At trial, there was also testimony by a witness that she was told by one Bowman, in Watson's presence, that the car he and Watson were driving was stolen, and that it was "their car." The testimony indicated that Watson remained silent after this remark, making no attempt to deny it.

Watson's hearsay objection to this testimony was overruled, with the court holding it admissible as a statement of a co-conspirator, and hence, not hearsay. This was a correct ruling.

Under CRE 801(d)(2)(E), statements of co-conspirators are not hearsay, if 1) the existence of the conspiracy and the member's participation therein can be established by independent evidence; 2) the statements were made during the pendency of the conspiracy; and 3) the statement was made in furtherance of the conspiracy.

Generally, proof of the existence of a conspiracy is circumstantial and can be inferred from the acts of the parties. Smaldone v. People, 103 Colo. 498, 88 P.2d 103 (1938). Here, as in Smaldone, proof of the existence of the conspiracy can be gleaned from the actions of the defendant and his accomplice. Specifically, one person gained entrance to the house, then summoned the other who entered via a door unlocked and opened by the first. The house was searched in a coordinated fashion, and the two conferred about the property they were taking. They left together, and returned together to procure the keys to the car subsequently stolen. This is strong evidence, sufficient to prove a conspiracy.

The second test requires that the statement be made during the pendency of the conspiracy. When, as here, the conspiracy is established by a preponderance of the evidence, independent of the statement, the statements of one conspirator made in furtherance of the conspiracy and made in the presence of his co-conspirator are admissible, even if the statements were made after completion of the crime. People v. Peery, 180 Colo. 161, 503 P.2d 350 (1972).

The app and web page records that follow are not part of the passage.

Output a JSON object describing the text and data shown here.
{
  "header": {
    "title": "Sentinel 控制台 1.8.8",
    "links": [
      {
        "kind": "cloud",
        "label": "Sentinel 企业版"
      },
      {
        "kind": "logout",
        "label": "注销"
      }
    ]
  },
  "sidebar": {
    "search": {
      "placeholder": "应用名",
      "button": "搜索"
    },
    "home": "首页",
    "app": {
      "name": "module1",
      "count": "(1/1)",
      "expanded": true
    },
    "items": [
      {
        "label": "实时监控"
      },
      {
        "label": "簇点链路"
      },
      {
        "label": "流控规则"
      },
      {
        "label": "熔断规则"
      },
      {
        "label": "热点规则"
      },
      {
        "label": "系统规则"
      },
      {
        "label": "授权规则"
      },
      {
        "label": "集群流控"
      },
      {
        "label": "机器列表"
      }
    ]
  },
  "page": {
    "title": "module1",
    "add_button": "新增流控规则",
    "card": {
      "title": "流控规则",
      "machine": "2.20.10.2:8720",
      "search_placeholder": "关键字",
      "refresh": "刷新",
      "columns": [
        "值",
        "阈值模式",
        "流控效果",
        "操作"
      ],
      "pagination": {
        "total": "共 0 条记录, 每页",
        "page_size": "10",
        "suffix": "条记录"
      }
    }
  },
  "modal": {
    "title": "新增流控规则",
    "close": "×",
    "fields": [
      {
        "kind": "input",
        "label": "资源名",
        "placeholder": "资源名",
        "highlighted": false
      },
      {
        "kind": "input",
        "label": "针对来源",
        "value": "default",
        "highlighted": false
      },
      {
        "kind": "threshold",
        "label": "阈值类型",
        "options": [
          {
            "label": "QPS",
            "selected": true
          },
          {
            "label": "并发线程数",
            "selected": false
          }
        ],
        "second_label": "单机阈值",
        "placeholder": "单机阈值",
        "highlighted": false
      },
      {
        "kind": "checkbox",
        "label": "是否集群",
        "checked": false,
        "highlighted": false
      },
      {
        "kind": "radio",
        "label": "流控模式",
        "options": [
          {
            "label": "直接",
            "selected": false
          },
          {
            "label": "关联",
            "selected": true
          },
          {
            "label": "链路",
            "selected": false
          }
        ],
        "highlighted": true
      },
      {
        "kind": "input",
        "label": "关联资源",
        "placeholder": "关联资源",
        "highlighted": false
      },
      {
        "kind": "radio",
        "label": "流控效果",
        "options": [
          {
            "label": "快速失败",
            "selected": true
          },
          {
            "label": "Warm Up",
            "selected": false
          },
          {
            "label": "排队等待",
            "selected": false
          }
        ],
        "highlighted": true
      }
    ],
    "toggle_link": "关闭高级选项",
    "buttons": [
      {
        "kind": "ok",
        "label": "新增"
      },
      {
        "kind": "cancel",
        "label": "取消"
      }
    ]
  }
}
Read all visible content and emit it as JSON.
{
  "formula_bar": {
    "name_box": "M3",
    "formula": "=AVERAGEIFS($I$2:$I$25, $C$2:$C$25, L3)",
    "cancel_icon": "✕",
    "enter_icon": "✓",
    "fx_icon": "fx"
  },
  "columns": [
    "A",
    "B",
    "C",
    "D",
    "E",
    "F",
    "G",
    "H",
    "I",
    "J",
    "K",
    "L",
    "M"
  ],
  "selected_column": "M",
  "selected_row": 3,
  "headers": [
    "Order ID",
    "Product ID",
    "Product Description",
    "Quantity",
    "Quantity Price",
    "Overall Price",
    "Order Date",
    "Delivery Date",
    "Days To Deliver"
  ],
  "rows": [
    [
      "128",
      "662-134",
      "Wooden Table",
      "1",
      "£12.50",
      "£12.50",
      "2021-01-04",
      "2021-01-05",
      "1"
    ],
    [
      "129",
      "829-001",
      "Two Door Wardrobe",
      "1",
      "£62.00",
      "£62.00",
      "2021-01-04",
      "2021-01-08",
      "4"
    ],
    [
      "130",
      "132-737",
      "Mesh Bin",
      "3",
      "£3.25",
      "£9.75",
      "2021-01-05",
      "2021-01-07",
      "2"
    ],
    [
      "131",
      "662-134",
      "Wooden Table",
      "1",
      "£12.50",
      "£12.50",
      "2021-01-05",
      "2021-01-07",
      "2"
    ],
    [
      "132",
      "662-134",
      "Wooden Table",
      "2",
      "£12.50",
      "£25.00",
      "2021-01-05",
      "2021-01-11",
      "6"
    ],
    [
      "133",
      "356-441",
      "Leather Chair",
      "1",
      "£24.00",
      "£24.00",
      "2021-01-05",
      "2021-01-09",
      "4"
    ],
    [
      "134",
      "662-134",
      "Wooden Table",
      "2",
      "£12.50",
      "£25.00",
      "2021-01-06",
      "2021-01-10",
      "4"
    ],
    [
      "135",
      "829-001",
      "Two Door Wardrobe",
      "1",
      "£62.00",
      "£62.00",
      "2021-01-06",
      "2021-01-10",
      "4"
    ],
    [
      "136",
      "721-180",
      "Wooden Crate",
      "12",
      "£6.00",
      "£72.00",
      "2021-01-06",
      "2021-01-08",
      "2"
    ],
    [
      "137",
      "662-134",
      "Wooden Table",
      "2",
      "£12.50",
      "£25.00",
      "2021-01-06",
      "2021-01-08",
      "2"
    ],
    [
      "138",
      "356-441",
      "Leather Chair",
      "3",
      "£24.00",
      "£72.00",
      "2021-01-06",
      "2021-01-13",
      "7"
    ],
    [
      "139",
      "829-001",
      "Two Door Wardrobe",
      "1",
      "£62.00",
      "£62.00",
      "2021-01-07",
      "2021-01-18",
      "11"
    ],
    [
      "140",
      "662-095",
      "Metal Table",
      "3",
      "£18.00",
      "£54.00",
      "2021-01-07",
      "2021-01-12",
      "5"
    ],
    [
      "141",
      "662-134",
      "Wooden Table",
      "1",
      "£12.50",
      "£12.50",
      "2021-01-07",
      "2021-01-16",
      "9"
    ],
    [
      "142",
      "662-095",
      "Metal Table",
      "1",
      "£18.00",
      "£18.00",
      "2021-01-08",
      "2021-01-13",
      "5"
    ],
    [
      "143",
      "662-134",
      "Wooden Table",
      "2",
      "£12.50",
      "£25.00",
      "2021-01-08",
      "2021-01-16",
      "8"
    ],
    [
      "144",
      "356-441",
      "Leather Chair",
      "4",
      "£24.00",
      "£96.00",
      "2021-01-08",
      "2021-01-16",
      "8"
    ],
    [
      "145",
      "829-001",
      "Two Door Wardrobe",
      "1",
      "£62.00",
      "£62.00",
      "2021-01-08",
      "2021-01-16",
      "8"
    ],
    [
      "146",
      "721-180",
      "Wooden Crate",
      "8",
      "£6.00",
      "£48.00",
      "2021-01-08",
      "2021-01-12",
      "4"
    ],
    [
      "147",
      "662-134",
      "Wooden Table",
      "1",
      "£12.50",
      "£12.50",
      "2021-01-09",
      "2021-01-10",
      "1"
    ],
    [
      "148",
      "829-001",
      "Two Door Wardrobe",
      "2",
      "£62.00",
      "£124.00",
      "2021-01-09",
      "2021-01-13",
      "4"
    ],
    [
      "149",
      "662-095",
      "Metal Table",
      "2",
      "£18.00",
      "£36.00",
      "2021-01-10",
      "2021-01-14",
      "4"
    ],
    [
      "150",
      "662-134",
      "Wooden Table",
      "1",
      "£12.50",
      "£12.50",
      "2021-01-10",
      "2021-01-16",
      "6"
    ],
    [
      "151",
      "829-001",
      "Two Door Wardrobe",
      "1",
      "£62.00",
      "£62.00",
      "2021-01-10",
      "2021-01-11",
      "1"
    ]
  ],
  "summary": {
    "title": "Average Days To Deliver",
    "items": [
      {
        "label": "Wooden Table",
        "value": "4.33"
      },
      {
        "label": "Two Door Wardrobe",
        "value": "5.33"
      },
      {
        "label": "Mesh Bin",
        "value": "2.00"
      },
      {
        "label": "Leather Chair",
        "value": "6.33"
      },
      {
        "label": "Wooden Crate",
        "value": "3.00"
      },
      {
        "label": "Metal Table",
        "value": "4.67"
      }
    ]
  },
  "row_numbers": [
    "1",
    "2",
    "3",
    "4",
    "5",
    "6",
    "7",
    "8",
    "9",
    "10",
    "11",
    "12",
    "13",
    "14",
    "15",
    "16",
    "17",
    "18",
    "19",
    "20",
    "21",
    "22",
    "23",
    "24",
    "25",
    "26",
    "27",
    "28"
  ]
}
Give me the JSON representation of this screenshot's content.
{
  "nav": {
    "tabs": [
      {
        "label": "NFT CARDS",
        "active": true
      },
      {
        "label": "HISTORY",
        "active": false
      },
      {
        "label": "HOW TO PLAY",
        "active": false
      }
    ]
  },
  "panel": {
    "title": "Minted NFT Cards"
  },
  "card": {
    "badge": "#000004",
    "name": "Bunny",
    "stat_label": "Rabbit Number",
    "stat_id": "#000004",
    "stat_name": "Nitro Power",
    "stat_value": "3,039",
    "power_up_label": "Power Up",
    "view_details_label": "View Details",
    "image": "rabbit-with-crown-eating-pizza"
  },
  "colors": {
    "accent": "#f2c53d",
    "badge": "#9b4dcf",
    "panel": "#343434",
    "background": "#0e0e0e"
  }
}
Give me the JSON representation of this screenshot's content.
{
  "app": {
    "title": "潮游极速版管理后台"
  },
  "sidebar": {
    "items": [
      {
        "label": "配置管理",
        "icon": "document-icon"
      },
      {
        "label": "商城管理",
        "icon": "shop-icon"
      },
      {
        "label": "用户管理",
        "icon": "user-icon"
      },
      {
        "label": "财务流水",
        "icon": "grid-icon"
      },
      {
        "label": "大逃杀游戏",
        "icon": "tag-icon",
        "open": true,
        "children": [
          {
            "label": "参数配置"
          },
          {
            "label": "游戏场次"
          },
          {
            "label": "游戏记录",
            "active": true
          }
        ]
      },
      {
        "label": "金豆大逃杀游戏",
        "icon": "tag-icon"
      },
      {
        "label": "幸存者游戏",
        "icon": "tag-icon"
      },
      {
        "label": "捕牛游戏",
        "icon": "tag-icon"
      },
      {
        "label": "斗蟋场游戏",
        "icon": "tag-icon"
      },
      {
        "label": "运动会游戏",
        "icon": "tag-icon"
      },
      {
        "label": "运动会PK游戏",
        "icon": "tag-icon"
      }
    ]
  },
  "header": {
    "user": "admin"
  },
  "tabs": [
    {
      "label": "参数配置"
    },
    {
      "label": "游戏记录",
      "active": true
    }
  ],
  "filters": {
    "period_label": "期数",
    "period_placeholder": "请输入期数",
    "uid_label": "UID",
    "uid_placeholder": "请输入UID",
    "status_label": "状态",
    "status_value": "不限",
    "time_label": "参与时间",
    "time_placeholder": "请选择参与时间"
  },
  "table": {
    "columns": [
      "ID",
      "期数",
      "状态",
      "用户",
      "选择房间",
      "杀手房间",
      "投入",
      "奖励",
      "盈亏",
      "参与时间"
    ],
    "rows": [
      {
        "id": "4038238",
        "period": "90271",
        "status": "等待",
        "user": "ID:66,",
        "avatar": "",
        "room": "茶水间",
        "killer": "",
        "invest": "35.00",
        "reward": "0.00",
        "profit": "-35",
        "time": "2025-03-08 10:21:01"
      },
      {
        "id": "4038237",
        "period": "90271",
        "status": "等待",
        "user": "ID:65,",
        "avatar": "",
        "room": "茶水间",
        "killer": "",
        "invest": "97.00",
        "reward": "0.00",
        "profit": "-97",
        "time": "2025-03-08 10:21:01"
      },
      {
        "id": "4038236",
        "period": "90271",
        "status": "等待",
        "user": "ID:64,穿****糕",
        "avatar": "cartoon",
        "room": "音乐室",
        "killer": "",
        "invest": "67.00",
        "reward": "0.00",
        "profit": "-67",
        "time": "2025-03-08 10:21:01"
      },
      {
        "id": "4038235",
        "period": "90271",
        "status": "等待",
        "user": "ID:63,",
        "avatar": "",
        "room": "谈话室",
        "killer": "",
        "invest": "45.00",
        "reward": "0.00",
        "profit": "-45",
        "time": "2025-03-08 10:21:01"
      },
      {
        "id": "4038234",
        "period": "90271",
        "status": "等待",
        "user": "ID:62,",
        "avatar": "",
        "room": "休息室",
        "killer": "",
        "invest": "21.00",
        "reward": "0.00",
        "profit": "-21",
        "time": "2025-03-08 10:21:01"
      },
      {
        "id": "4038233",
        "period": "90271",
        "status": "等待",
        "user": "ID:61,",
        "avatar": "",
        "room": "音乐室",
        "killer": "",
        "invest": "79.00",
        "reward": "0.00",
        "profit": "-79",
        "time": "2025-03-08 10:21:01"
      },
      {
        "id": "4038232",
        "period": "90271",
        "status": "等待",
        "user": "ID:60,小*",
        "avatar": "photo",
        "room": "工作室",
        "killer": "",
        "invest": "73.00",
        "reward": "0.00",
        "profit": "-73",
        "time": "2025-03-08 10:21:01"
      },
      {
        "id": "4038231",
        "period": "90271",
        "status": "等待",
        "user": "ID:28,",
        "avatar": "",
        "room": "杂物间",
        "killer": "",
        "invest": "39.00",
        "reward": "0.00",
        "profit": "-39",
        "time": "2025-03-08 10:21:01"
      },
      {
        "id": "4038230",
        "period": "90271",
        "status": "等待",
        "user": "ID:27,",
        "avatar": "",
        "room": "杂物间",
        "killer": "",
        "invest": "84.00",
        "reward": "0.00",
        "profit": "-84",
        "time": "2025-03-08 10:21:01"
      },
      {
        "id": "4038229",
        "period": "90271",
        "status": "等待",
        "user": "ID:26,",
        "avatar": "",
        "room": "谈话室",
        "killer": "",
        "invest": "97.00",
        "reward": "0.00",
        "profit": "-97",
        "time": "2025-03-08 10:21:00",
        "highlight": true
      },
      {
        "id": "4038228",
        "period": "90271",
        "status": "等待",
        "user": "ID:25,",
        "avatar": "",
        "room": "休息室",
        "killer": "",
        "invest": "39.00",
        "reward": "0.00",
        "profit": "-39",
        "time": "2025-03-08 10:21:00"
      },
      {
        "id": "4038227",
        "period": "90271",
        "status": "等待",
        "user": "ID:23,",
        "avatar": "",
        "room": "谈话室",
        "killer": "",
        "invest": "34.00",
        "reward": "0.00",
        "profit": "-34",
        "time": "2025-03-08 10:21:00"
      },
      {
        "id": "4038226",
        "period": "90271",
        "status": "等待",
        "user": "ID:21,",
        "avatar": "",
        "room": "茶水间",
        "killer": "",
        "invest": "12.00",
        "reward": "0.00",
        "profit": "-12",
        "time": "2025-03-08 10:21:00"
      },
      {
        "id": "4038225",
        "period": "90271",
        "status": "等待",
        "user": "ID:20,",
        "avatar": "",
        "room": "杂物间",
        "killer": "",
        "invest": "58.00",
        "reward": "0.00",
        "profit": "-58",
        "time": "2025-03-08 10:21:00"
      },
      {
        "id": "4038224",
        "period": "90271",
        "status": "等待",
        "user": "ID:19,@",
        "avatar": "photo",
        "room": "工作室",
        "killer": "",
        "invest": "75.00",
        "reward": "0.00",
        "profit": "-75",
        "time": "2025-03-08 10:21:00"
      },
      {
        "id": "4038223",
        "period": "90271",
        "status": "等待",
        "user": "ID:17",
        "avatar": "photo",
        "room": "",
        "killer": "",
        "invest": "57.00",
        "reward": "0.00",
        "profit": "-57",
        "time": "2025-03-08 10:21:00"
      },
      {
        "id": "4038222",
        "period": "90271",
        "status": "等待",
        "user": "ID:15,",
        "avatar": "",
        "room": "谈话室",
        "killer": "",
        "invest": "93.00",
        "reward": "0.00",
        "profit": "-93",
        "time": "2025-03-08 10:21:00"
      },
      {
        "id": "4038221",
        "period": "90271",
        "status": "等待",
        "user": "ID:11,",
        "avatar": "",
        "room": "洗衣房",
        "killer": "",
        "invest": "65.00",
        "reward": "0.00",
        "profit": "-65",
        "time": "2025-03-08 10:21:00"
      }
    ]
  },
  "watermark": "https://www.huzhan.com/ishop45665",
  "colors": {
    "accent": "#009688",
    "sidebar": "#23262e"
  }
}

Finally, the statement must have been in the furtherance of the conspiracy. The particular statement here by its very words demonstrates the continuing plan of the conspirators to conceal and deprive the lawful owner of his property at the time the statements were made as well as in the future. This we conclude was in furtherance of the conspiracy. See People v. Burke, 37 Colo.App. 289, 549 P.2d 419 (1976). The record contains evidence that defendant and his accomplice both shared in the use of the stolen car, after the theft. This shared use appears to have been continued from the time of the robbery at least until the time the statement was made. Thus, there was sufficient proof of an ongoing conspiracy.

All of the requirements of CRE 801(d)(2)(E) having been met, we conclude that there was no error in the admission of the testimony.

IV.

Finally, Watson contends that the trial court erred in instructing the jury that it could consider Watson's exclusive possession *968 of recently stolen property as evidence of guilt. We disagree.

We need only note that the preliminary requirements for use of this instruction contained in Wells v. People, 197 Colo. 350, 592 P.2d 1321 (1979) were met, and that the instruction itself was a correct statement of the law, and was almost identical to that approved in Wells. Watson's argument that the instruction was incomplete is without merit.

Accordingly, the judgment is affirmed.

PIERCE and TURSI, JJ., concur.